“It has made me feel bad about no longer being a stay-at-home mum – and about the future. I’m not saying we will be living on beans and toast and avoiding takeaways once all this is over, but we are trying to use the opportunity to get back to home life in any way we possibly can.
“And to prepare for the next few weeks, when Roy is so busy at work we might not see him. I’m desperate for a bit of structure for when I’m home alone with the kids.”
Since the pandemic unfolded in Scotland, Roy has faced a busy few weeks at Ninewells, with an even more difficult period on the horizon. “I’m managing the out-of-hours service at the hospital and we’ve had to redesign the team to cope with Covid-19,” he said.
“I work nightshift and, if I’m not in the hospital, I’m busy with emails and phone calls, trying to prepare for what is coming. So it’s challenging not only at home, but at work too.
“The worry of infection is obviously greater when you have a bigger family. I am trying to steer clear of people who are high risk, but I have to be in the hospital for work.
“The saving grace for us is that it isn’t thought to be as severe for children – and they make up the greatest proportion of our household.”
Roy and Emma’s daughter Alice, 21, who is employed in a retail warehouse, is still out working, as is Sophia, 27, a carer for a visually impaired woman and her family.
But everyone else – aside from Rachel, 28, Polly, 26, and Charlotte, 24, who have flown the nest – remains in lockdown, including Annabelle, 19, Jennifer, 17, Isabella, 16, Jonas, 14, Enos, 12, Eva, 10, Posy, 8, and five-year-old Meg.
“Just feeding everyone three meals a day is a challenge, but we’re managing,” said Emma. “I was loosely prepared. We have two Italians working in the cafe and, as they filled me in on what was happening back home, I realised what was coming.
“We didn’t stockpile food as we always have plenty in the cupboards anyway.
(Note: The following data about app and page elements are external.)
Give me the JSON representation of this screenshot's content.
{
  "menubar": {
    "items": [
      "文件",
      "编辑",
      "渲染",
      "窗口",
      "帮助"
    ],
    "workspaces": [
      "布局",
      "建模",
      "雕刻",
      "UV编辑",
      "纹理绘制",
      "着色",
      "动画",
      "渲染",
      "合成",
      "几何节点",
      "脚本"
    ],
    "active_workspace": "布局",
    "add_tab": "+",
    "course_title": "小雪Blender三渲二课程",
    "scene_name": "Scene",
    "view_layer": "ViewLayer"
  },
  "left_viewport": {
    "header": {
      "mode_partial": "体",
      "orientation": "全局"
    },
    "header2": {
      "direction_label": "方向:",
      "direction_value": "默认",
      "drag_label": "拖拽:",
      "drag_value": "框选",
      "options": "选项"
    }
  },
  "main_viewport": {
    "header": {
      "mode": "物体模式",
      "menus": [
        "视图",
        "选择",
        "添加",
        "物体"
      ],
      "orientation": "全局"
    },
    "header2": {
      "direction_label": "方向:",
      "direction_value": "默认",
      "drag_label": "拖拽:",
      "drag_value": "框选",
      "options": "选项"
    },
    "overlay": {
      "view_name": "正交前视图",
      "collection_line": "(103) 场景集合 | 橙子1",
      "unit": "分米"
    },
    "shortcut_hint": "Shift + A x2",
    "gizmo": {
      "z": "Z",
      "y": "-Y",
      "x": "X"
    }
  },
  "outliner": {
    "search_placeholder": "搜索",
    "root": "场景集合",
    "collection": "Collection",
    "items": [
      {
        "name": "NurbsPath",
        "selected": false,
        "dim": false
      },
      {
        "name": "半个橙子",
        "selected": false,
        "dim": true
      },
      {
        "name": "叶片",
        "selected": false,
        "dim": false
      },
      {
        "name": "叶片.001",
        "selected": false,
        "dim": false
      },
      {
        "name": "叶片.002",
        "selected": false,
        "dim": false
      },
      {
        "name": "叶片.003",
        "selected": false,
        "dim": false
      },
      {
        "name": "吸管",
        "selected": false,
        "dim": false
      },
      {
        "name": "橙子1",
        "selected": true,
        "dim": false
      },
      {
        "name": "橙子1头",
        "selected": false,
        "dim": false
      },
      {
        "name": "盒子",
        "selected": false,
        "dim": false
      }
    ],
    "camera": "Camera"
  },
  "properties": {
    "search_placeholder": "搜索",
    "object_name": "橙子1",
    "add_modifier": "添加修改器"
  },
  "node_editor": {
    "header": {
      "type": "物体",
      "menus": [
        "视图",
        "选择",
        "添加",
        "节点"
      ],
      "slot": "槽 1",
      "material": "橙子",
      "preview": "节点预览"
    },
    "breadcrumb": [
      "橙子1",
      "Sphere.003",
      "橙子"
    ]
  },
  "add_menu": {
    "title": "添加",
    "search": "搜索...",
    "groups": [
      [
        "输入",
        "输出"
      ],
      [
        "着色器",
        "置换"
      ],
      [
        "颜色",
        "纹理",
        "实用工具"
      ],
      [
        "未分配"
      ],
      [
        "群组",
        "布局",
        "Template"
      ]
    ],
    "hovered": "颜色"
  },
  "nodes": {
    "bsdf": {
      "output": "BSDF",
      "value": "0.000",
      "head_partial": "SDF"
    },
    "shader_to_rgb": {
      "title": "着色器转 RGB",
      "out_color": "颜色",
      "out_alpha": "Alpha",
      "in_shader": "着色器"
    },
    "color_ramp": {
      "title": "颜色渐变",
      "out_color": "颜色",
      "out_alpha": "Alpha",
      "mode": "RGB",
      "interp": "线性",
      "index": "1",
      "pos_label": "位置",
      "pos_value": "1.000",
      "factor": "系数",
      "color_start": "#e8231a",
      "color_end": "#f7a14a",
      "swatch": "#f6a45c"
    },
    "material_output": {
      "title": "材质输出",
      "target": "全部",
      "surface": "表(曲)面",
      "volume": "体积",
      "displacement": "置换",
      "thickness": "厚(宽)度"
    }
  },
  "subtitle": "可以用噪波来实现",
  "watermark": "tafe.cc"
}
And, because I had to shut down the café, we had plenty to pop in the freezer. I’ve been using the local butcher and greengrocer to top up, trying to support local businesses.
“But I have popped to Tesco a few times and did wonder what happens if we need more of something that’s restricted, because there are so many of us? The rations don’t account for families as big as ours! The staff know us, but if it’s a problem we will need to find a way round it.
“The one thing we have a healthy stock of is toilet roll. We’ve been buying that in bulk from the wholesalers for a long time.”
Roy added: “We just have to roll with it. It’s about finding ways of adjusting to the ‘new normal’.
“Being stuck together inevitably means rows and on a couple of occasions has left us wondering if divorce rates will be high when all of this is over – or the birth rate. We’re too old to think about any more now, but I’m sure others will have different ideas!”
Emma added: “All we are asked to do is stay at home. It isn’t going to be easy but it isn’t beyond anyone’s capabilities either. If we all help each other, that will see us through.”
The Hann family’s top tips for lockdown
Get Netflix…if you don’t already have it, sign up. We’re normally quite strict about TV time, but this really could be your saving grace, kids or not!
Don’t stress about screen time. Whether the kids are doing learning activities, or keeping in touch with their friends on social media, it’s all beneficial just now.
Create a craft corner. If you don’t already have one, create a space. Kids young and old will enjoy messing around with card and glue. It’s a no-brainer.
Go outdoors. Having a garden has never been so appealing. Get the kids out to play, and make the most of the opportunity to get it ready for summer. You’ll be amazed at how therapeutic it feels.
Do some DIY. Spending so long in your house makes you see the bits that need some TLC. Make it a nicer place to be – as you might be stuck here for a while!